The film is sophisticated enough to resist drawing any simplistic causal connection between Les’s home life and his aggressive loutish behaviour; his persistent criminal activity and frequent appearances in front of juvenile courts could be seen to account for his mother’s quick tempered resort to violence when dealing with his behaviour just as easily as her beatings might be thought to furnish an explanation for that recidivism in the first place. Neither does the film insult the intelligence of the viewer by having Les suddenly become rehabilitated the moment we get to see him as a human being rather than just the stereotype image of a delinquent that he himself exploits while he manipulates younger children to do his bidding: shades of grey define the approach to this troubled and troubling character throughout. What is important about the film is how subtly it conveys the process by which Terry’s attitude towards Les gradually changes, and how it deals with the younger boy’s newly conflicted, ambivalent feelings about the adolescent troublemaker. 

Originally he was just terrified of this caricatured, snarling lout – an effect Les of course very much wished to cultivate for his own purposes. But later, Terry glimpses enough parallels with his own life to be able to empathise with his former persecutor to a degree –which puts him in something of a moral quandary after the two boys are picked up by the police while trying to steal back the remaining stolen portable stereo from the receiver of stolen goods Les had previously sold it to. Their ensuing appearance together, parents in tow, at a hearing before the juvenile court becomes an interrogation of Terry’s moral culpability which, despite the harsher more realistic terms in which it is presented, is in line with the upholding of the humanistic principles that are so evident throughout every phase of the CFF’s development, no matter how different the presentation style of the films it produced across the decades may seem when they are placed side by side.

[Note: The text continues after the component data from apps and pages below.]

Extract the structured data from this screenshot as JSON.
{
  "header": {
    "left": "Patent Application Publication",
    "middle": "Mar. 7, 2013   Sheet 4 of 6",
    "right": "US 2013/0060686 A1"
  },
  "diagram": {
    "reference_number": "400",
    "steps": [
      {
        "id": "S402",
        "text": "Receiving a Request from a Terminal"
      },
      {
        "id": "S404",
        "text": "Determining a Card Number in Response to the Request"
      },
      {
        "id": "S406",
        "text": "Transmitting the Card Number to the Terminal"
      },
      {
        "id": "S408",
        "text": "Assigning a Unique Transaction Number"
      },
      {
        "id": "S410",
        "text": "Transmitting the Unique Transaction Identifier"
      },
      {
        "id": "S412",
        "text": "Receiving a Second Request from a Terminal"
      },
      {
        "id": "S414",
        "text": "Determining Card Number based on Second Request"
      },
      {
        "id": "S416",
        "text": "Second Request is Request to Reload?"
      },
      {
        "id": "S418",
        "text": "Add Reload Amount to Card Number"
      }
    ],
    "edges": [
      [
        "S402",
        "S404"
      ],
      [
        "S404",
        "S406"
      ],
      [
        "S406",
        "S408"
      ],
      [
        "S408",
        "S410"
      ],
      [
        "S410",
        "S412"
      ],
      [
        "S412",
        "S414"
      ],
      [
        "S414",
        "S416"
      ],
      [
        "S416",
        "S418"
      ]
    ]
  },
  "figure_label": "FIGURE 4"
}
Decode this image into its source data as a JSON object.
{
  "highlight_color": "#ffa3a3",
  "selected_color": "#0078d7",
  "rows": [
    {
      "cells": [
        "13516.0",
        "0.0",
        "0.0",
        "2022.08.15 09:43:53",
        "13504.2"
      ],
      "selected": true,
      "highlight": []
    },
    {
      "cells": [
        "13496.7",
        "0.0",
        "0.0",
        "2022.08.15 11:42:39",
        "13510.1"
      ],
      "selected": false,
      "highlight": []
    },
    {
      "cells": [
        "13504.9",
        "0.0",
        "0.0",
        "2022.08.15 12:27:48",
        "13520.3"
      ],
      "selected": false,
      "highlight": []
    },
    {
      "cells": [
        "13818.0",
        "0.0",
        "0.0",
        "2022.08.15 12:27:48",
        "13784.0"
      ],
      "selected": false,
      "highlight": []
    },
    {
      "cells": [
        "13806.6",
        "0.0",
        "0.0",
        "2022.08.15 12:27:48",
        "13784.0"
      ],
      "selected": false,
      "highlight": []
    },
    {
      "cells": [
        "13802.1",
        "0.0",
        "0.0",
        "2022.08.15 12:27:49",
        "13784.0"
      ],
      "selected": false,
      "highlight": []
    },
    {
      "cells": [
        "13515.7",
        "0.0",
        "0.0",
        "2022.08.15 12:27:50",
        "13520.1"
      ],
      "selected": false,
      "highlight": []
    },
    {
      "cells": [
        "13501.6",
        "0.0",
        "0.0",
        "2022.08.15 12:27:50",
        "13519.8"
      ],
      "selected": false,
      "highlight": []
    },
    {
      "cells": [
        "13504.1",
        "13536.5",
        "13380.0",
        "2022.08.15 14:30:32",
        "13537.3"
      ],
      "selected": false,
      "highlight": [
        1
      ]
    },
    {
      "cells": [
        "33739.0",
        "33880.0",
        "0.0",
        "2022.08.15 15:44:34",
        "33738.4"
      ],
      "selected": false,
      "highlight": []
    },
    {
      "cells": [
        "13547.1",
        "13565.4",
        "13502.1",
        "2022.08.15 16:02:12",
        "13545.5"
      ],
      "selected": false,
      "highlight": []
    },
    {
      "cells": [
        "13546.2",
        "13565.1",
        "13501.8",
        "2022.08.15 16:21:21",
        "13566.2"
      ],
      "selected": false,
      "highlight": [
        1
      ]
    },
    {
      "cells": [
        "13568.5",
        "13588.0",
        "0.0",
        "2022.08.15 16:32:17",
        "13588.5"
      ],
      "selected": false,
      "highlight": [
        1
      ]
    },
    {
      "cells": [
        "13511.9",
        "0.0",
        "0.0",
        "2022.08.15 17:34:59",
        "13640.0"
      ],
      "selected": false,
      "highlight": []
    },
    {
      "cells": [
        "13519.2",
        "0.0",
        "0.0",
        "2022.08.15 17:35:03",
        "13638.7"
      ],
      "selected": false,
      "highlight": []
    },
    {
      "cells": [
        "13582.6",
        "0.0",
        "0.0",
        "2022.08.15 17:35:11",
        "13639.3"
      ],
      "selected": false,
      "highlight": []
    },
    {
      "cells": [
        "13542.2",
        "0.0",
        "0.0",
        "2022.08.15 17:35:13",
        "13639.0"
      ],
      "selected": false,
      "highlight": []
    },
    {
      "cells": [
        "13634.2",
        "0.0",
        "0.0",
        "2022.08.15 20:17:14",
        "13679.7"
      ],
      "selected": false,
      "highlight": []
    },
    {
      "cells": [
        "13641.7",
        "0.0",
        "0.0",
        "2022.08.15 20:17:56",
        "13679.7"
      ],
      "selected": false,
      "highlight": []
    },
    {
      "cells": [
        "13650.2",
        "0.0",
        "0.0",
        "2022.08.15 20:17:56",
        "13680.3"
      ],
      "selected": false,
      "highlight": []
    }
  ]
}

As different as each of these little films from the ‘50s, ‘70s and 1980s undoubtedly are in tone, each of them demonstrate inventive strategies for dealing with the moral complexities of the adult world, presenting them to a young audience through a series of representations of childhood that continue to engage even today. Each film has been lovingly restored to splendour (Hide and Seek looks particularly gorgeous) and the BFI’s disc comes with an excellent booklet of essays and film overviews by Rachel Moseley (associate professor in Film and Television Studies at the University of Warwick), Robert Shail (senior lecturer in Film and Visual Culture at the University of Wales, Trinity St David), Michael Brooke (writer and DVD/Blu-ray producer) and Vic Pratt (BFI curator). Also included are some edited extracts from Gary Kemp’s autobiography I Know This Much, in which he talks about the making of Hide and Seek: having a crush on Liz Fraser and being given a ride in her new Lotus Elan; fighting off the local gangs hanging around the crew during shooting in Deptford; and having his prized feathercut hairstyle chopped off by the assistant director because it looked ‘too posh’. Author Bernard Ashley contributes a piece about the adaptation of his novel, and actor turned music producer Neville Watson discusses his casting as yobbish punk delinquent Les for Terry on the Fence. Interestingly, the film was given a U certificate by the BBFC when it was originally released, but has now been reclassified a PG because of a racist insult used by one gang member while talking to another; a close up of Les’s bleeding scar when he nervously scratches it while hiding from a policeman; and that previously mentioned instance of mild swearing used by Terry during an argument with his mother!